The University is beginning the second cycle of the National Collegiate Athletic Association certification process, involving a peer-review and self-study of its Division I program. This accreditation process happens about every 10 years. The program's goals of re-certification include: promoting awareness and education on campus and in various community constituencies relative to its role and mission; identifying areas which are strengths as well as weaknesses and creating a plan for improvement; certifying SUU is in compliance with NCAA regulations, particularly in the areas of Governance and Commitment to Rules Compliance; Academic Integrity; Fiscal Integrity and Equity; Welfare and Sportsmanship; and providing broad-based steering and subcommittees throughout the certification process. Dr. Sterling Church has been named chairman of the NCAA Athletic Accreditation Committee on campus. "We feel very good about our athletic program now," Dr. Church reports, "and our compliance to regulations."
Like his colleagues Klag and Christensen, Church certainly sees accreditation in the athletic area, too, as opportunity to gather input from the campus and community and thus, for improvement. He looks forward to the potential results of the process. The NCAA certification procedure is scheduled to be completed by April 2004.
The new Athletic Training program in the Physical Education Department of the College of Education has been approved for candidacy for accreditation by the Joint Review Committee on Education Programs-Athletic Training (JRC-AT). The process began in the fall of 2000. And, just this last fall, SUU received notice that the program has been recommended for a probationary period.
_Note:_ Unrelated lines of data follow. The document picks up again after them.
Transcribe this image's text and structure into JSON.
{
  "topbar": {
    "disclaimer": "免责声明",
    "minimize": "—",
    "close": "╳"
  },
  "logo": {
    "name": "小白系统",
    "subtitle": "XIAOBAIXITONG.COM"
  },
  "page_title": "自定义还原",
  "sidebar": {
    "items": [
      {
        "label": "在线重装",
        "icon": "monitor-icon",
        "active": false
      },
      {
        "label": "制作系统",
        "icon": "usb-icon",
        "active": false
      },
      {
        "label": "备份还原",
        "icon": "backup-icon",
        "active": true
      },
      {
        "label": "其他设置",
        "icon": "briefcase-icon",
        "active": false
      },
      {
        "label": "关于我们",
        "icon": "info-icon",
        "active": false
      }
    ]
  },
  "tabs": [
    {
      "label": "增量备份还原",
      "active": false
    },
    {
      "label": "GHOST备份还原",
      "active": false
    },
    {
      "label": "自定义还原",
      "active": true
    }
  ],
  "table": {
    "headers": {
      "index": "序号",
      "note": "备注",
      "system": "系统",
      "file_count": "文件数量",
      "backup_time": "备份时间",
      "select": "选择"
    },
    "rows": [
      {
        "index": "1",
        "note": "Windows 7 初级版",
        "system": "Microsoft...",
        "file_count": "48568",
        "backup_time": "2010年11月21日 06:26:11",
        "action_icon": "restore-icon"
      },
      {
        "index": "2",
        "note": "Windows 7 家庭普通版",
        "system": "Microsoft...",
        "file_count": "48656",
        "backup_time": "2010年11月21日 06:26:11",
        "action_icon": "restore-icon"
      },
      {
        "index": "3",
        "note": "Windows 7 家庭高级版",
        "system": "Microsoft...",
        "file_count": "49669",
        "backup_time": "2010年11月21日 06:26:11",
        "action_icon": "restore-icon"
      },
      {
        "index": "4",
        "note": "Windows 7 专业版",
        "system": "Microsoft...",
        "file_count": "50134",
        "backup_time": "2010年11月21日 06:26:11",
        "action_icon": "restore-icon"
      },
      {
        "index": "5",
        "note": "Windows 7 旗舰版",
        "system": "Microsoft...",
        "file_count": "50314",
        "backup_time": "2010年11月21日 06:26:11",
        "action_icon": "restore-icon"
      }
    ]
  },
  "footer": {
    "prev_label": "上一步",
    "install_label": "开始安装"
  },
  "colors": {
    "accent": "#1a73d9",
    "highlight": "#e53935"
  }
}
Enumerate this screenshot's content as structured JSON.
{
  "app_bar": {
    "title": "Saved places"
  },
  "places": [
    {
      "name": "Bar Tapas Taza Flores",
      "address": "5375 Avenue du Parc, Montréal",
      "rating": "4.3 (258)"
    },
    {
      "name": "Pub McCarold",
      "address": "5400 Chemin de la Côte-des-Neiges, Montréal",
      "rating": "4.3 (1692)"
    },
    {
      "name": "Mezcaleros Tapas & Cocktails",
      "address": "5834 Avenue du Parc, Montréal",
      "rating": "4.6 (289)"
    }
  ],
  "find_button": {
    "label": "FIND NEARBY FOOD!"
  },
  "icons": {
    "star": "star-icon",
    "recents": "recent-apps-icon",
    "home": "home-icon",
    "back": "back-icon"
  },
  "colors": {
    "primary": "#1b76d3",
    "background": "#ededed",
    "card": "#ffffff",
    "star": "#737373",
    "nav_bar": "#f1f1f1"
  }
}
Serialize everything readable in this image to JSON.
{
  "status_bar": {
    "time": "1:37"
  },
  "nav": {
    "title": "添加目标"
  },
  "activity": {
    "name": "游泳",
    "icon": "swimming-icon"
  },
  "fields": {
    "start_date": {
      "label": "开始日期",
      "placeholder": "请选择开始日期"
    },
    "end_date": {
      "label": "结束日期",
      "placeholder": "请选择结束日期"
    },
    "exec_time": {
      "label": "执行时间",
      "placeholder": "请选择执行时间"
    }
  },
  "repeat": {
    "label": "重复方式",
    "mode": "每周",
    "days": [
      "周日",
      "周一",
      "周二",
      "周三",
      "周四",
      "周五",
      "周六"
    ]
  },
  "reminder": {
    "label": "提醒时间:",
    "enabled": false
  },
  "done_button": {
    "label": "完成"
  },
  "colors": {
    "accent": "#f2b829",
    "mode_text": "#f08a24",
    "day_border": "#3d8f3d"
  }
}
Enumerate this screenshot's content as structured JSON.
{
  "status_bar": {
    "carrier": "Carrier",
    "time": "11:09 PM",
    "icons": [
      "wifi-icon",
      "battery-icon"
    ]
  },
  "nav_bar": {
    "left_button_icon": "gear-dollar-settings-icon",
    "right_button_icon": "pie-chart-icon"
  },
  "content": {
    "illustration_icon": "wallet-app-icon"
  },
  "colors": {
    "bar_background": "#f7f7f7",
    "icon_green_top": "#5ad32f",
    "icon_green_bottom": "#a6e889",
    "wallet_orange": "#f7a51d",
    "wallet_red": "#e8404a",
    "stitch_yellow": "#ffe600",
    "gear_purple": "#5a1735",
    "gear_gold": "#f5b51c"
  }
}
During this period the Institution will prepare reports through a comprehensive self-study, proving itself properly equipped for full accreditation. The report is due from SUU in June 2003, and in the fall, a JRC-AT evaluation team will visit campus. From there, it is hoped that the JRC-AT will make recommendation by spring 2004 to the Commission on Accreditation of Allied Health Education Programs (CAAHEP) that the SUU Athletic Training program be accredited. Full accreditation is expected in the fall 2004.
Accreditation is a lot of things to many specialized units on the SUU campus. "It is a total quality management initiative; good for our students, good for everyone, really," Christensen states. "Accreditation means opportunity to be better, inspiration to change and a signal to all of our meaningful aspirations at this University."
Pursuance of accreditation by the University, and, of course the achievement of it, is a statement of philosophy and objective for the faculty, staff and programs of the Institution. For students and alumni, the process is a statement of superior higher education. For the friends and public, it is a statement of SUU's sterling reputation, purpose and influence on the community, state and beyond.
Provost Harraf eloquently concludes on accreditation, "It defines our destiny as a University."